* Your goal:
Copy the listing below in full, exactly as given.
Input data Block Start
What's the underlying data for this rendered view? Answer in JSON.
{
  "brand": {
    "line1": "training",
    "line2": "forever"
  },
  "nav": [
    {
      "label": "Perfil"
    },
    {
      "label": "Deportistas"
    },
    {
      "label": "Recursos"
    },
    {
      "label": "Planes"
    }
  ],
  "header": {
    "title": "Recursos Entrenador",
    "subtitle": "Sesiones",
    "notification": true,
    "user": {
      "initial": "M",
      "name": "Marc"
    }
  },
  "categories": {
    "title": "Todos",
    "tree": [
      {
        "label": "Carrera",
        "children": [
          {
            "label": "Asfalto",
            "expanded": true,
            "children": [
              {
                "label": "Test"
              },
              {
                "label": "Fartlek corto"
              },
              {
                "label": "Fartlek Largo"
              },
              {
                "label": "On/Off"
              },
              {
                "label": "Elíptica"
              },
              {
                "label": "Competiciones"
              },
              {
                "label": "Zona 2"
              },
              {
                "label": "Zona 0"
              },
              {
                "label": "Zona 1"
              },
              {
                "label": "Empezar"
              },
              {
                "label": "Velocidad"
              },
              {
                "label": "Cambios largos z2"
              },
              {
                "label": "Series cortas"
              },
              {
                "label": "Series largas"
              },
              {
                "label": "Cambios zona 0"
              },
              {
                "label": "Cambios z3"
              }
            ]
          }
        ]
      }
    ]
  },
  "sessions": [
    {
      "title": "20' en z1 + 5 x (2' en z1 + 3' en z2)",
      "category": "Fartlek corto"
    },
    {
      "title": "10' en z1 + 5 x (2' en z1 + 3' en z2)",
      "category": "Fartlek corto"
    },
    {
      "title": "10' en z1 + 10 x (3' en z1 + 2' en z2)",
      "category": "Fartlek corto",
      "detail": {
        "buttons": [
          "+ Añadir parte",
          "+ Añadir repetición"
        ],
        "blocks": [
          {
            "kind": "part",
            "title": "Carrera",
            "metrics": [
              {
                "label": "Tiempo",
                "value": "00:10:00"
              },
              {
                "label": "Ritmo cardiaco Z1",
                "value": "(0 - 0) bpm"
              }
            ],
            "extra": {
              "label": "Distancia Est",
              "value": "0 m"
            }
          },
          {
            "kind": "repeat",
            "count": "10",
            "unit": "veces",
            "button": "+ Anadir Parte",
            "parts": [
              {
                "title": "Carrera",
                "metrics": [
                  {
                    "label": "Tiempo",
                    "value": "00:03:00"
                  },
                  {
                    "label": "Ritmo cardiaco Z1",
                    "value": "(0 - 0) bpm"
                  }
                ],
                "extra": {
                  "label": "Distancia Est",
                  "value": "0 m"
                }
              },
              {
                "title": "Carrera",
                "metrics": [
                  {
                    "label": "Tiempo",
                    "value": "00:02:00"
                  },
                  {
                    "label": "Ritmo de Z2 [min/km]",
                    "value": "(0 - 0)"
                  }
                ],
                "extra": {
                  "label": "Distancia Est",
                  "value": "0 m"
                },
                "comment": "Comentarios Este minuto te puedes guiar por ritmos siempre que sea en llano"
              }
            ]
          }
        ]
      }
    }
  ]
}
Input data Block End
* Reply to the task:
What's the underlying data for this rendered view? Answer in JSON.
{
  "brand": {
    "line1": "training",
    "line2": "forever"
  },
  "nav": [
    {
      "label": "Perfil"
    },
    {
      "label": "Deportistas"
    },
    {
      "label": "Recursos"
    },
    {
      "label": "Planes"
    }
  ],
  "header": {
    "title": "Recursos Entrenador",
    "subtitle": "Sesiones",
    "notification": true,
    "user": {
      "initial": "M",
      "name": "Marc"
    }
  },
  "categories": {
    "title": "Todos",
    "tree": [
      {
        "label": "Carrera",
        "children": [
          {
            "label": "Asfalto",
            "expanded": true,
            "children": [
              {
                "label": "Test"
              },
              {
                "label": "Fartlek corto"
              },
              {
                "label": "Fartlek Largo"
              },
              {
                "label": "On/Off"
              },
              {
                "label": "Elíptica"
              },
              {
                "label": "Competiciones"
              },
              {
                "label": "Zona 2"
              },
              {
                "label": "Zona 0"
              },
              {
                "label": "Zona 1"
              },
              {
                "label": "Empezar"
              },
              {
                "label": "Velocidad"
              },
              {
                "label": "Cambios largos z2"
              },
              {
                "label": "Series cortas"
              },
              {
                "label": "Series largas"
              },
              {
                "label": "Cambios zona 0"
              },
              {
                "label": "Cambios z3"
              }
            ]
          }
        ]
      }
    ]
  },
  "sessions": [
    {
      "title": "20' en z1 + 5 x (2' en z1 + 3' en z2)",
      "category": "Fartlek corto"
    },
    {
      "title": "10' en z1 + 5 x (2' en z1 + 3' en z2)",
      "category": "Fartlek corto"
    },
    {
      "title": "10' en z1 + 10 x (3' en z1 + 2' en z2)",
      "category": "Fartlek corto",
      "detail": {
        "buttons": [
          "+ Añadir parte",
          "+ Añadir repetición"
        ],
        "blocks": [
          {
            "kind": "part",
            "title": "Carrera",
            "metrics": [
              {
                "label": "Tiempo",
                "value": "00:10:00"
              },
              {
                "label": "Ritmo cardiaco Z1",
                "value": "(0 - 0) bpm"
              }
            ],
            "extra": {
              "label": "Distancia Est",
              "value": "0 m"
            }
          },
          {
            "kind": "repeat",
            "count": "10",
            "unit": "veces",
            "button": "+ Anadir Parte",
            "parts": [
              {
                "title": "Carrera",
                "metrics": [
                  {
                    "label": "Tiempo",
                    "value": "00:03:00"
                  },
                  {
                    "label": "Ritmo cardiaco Z1",
                    "value": "(0 - 0) bpm"
                  }
                ],
                "extra": {
                  "label": "Distancia Est",
                  "value": "0 m"
                }
              },
              {
                "title": "Carrera",
                "metrics": [
                  {
                    "label": "Tiempo",
                    "value": "00:02:00"
                  },
                  {
                    "label": "Ritmo de Z2 [min/km]",
                    "value": "(0 - 0)"
                  }
                ],
                "extra": {
                  "label": "Distancia Est",
                  "value": "0 m"
                },
                "comment": "Comentarios Este minuto te puedes guiar por ritmos siempre que sea en llano"
              }
            ]
          }
        ]
      }
    }
  ]
}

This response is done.